***** Exercise materials *****

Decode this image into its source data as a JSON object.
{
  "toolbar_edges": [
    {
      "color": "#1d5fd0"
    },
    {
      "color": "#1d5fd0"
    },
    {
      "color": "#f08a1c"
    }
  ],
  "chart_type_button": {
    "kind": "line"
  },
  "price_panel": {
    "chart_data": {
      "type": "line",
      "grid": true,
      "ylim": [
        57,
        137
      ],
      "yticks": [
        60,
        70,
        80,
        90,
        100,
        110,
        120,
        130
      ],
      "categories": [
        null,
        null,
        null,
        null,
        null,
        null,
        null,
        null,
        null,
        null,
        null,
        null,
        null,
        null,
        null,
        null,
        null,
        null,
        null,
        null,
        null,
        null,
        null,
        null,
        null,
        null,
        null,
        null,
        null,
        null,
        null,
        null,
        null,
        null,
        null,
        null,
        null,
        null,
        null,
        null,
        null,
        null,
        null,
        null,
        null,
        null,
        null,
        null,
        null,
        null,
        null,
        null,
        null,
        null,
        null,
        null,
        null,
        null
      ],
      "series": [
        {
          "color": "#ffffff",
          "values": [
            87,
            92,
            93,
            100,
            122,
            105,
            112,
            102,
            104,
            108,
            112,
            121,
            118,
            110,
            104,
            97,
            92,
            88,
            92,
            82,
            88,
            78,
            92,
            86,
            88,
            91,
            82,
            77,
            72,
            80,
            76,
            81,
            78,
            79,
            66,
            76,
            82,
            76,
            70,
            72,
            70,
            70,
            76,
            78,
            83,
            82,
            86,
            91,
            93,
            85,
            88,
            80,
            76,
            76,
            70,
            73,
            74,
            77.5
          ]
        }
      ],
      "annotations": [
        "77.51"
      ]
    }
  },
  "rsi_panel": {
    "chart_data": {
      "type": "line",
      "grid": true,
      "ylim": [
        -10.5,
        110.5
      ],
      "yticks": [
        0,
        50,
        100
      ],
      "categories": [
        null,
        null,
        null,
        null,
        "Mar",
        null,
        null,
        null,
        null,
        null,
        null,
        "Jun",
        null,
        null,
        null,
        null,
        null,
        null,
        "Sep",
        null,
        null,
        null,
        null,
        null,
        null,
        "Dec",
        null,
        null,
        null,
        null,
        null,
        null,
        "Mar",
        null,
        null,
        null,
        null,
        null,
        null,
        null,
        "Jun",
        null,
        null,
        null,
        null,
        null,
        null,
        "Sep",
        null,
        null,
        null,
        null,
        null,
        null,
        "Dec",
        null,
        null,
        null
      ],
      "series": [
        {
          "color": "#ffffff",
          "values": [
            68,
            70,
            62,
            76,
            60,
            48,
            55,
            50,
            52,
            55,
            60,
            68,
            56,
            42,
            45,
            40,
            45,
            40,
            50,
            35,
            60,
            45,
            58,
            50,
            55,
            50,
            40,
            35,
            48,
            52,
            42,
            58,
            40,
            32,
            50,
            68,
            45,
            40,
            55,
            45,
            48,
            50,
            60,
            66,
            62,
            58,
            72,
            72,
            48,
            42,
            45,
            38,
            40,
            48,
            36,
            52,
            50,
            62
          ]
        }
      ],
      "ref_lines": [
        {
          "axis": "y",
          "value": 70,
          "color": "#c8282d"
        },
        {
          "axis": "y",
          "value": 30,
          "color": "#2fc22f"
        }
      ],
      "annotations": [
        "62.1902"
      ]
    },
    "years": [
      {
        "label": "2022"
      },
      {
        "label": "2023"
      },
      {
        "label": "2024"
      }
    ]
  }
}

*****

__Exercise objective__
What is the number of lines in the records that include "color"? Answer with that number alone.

__Task response__
7